» WORK REQUIRED
Copy out all of the lines below exactly; the pictures do not belong in the copy.

[[ GIVEN ENTRIES open ]]

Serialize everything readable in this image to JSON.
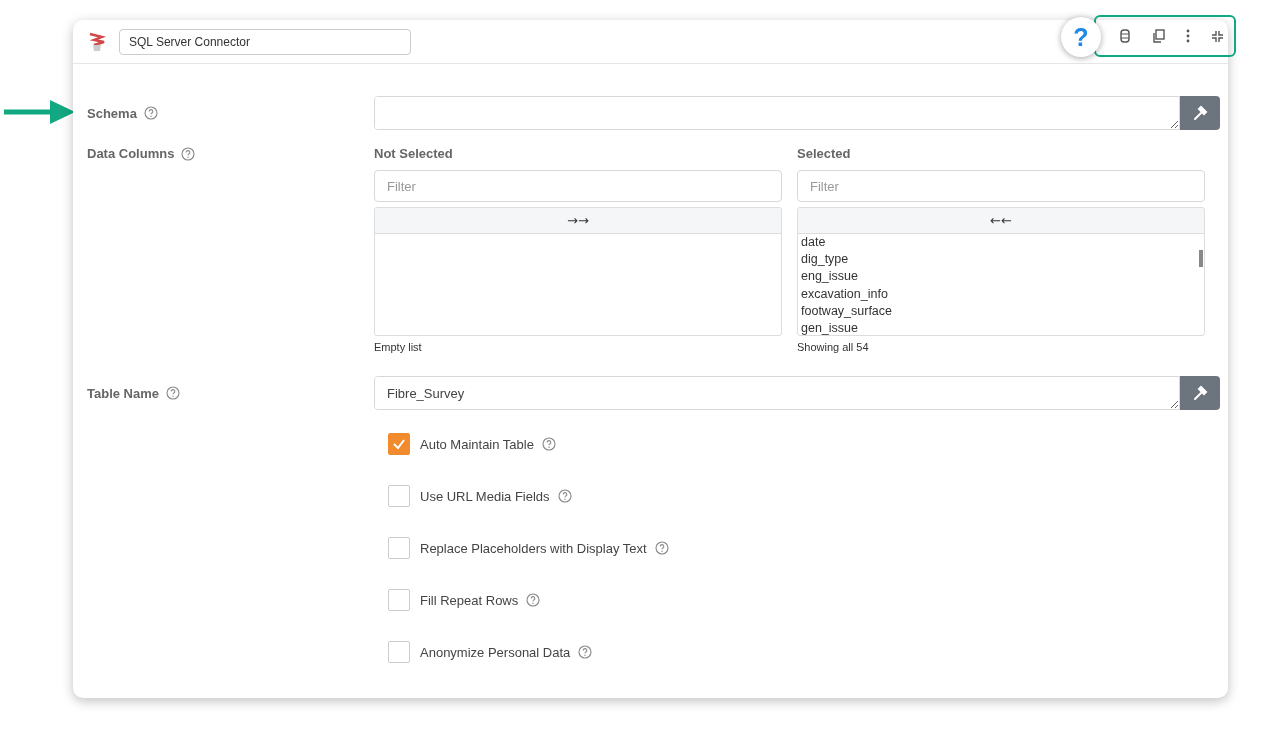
{
  "header": {
    "name_value": "SQL Server Connector",
    "help_glyph": "?"
  },
  "schema": {
    "label": "Schema"
  },
  "data_columns": {
    "label": "Data Columns",
    "not_selected": {
      "heading": "Not Selected",
      "filter_placeholder": "Filter",
      "move_glyph": "→→",
      "caption": "Empty list"
    },
    "selected": {
      "heading": "Selected",
      "filter_placeholder": "Filter",
      "move_glyph": "←←",
      "items": [
        "date",
        "dig_type",
        "eng_issue",
        "excavation_info",
        "footway_surface",
        "gen_issue"
      ],
      "caption": "Showing all 54"
    }
  },
  "table_name": {
    "label": "Table Name",
    "value": "Fibre_Survey"
  },
  "options": [
    {
      "label": "Auto Maintain Table",
      "checked": true
    },
    {
      "label": "Use URL Media Fields",
      "checked": false
    },
    {
      "label": "Replace Placeholders with Display Text",
      "checked": false
    },
    {
      "label": "Fill Repeat Rows",
      "checked": false
    },
    {
      "label": "Anonymize Personal Data",
      "checked": false
    }
  ]
}
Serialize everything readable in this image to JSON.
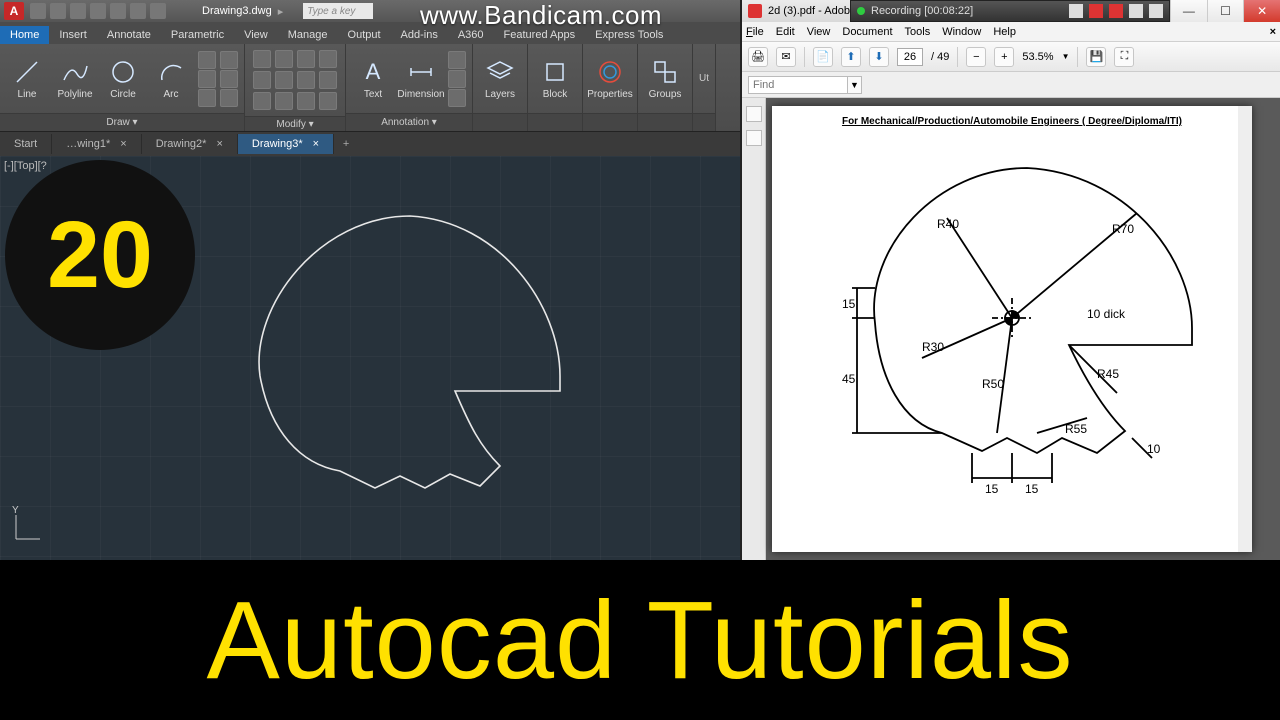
{
  "bandicam": {
    "url": "www.Bandicam.com",
    "label": "Recording [00:08:22]"
  },
  "overlay": {
    "badge": "20",
    "banner": "Autocad Tutorials"
  },
  "acad": {
    "title_doc": "Drawing3.dwg",
    "search_placeholder": "Type a key",
    "tabs": [
      "Home",
      "Insert",
      "Annotate",
      "Parametric",
      "View",
      "Manage",
      "Output",
      "Add-ins",
      "A360",
      "Featured Apps",
      "Express Tools"
    ],
    "active_tab": "Home",
    "panels": {
      "draw": {
        "label": "Draw ▾",
        "items": [
          "Line",
          "Polyline",
          "Circle",
          "Arc"
        ]
      },
      "modify": {
        "label": "Modify ▾"
      },
      "annotation": {
        "label": "Annotation ▾",
        "items": [
          "Text",
          "Dimension"
        ]
      },
      "layers": "Layers",
      "block": "Block",
      "properties": "Properties",
      "groups": "Groups",
      "util": "Ut"
    },
    "doc_tabs": [
      "Start",
      "…wing1*",
      "Drawing2*",
      "Drawing3*"
    ],
    "active_doc": "Drawing3*",
    "view_label": "[-][Top][?",
    "ucs_y": "Y"
  },
  "reader": {
    "title": "2d (3).pdf - Adob…",
    "menu": [
      "File",
      "Edit",
      "View",
      "Document",
      "Tools",
      "Window",
      "Help"
    ],
    "page_current": "26",
    "page_total": "/ 49",
    "zoom": "53.5%",
    "find_placeholder": "Find",
    "doc_title": "For Mechanical/Production/Automobile Engineers ( Degree/Diploma/ITI)",
    "dims": {
      "r40": "R40",
      "r70": "R70",
      "r30": "R30",
      "r50": "R50",
      "r45": "R45",
      "r55": "R55",
      "d15a": "15",
      "d45": "45",
      "d15b": "15",
      "d15c": "15",
      "d10": "10",
      "thick": "10  dick"
    }
  }
}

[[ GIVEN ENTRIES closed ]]

» SOLUTION TO THIS EXERCISE
Serialize everything readable in this image to JSON.
{
  "header": {
    "name_value": "SQL Server Connector",
    "help_glyph": "?"
  },
  "schema": {
    "label": "Schema"
  },
  "data_columns": {
    "label": "Data Columns",
    "not_selected": {
      "heading": "Not Selected",
      "filter_placeholder": "Filter",
      "move_glyph": "→→",
      "caption": "Empty list"
    },
    "selected": {
      "heading": "Selected",
      "filter_placeholder": "Filter",
      "move_glyph": "←←",
      "items": [
        "date",
        "dig_type",
        "eng_issue",
        "excavation_info",
        "footway_surface",
        "gen_issue"
      ],
      "caption": "Showing all 54"
    }
  },
  "table_name": {
    "label": "Table Name",
    "value": "Fibre_Survey"
  },
  "options": [
    {
      "label": "Auto Maintain Table",
      "checked": true
    },
    {
      "label": "Use URL Media Fields",
      "checked": false
    },
    {
      "label": "Replace Placeholders with Display Text",
      "checked": false
    },
    {
      "label": "Fill Repeat Rows",
      "checked": false
    },
    {
      "label": "Anonymize Personal Data",
      "checked": false
    }
  ]
}
Serialize everything readable in this image to JSON.
{
  "bandicam": {
    "url": "www.Bandicam.com",
    "label": "Recording [00:08:22]"
  },
  "overlay": {
    "badge": "20",
    "banner": "Autocad Tutorials"
  },
  "acad": {
    "title_doc": "Drawing3.dwg",
    "search_placeholder": "Type a key",
    "tabs": [
      "Home",
      "Insert",
      "Annotate",
      "Parametric",
      "View",
      "Manage",
      "Output",
      "Add-ins",
      "A360",
      "Featured Apps",
      "Express Tools"
    ],
    "active_tab": "Home",
    "panels": {
      "draw": {
        "label": "Draw ▾",
        "items": [
          "Line",
          "Polyline",
          "Circle",
          "Arc"
        ]
      },
      "modify": {
        "label": "Modify ▾"
      },
      "annotation": {
        "label": "Annotation ▾",
        "items": [
          "Text",
          "Dimension"
        ]
      },
      "layers": "Layers",
      "block": "Block",
      "properties": "Properties",
      "groups": "Groups",
      "util": "Ut"
    },
    "doc_tabs": [
      "Start",
      "…wing1*",
      "Drawing2*",
      "Drawing3*"
    ],
    "active_doc": "Drawing3*",
    "view_label": "[-][Top][?",
    "ucs_y": "Y"
  },
  "reader": {
    "title": "2d (3).pdf - Adob…",
    "menu": [
      "File",
      "Edit",
      "View",
      "Document",
      "Tools",
      "Window",
      "Help"
    ],
    "page_current": "26",
    "page_total": "/ 49",
    "zoom": "53.5%",
    "find_placeholder": "Find",
    "doc_title": "For Mechanical/Production/Automobile Engineers ( Degree/Diploma/ITI)",
    "dims": {
      "r40": "R40",
      "r70": "R70",
      "r30": "R30",
      "r50": "R50",
      "r45": "R45",
      "r55": "R55",
      "d15a": "15",
      "d45": "45",
      "d15b": "15",
      "d15c": "15",
      "d10": "10",
      "thick": "10  dick"
    }
  }
}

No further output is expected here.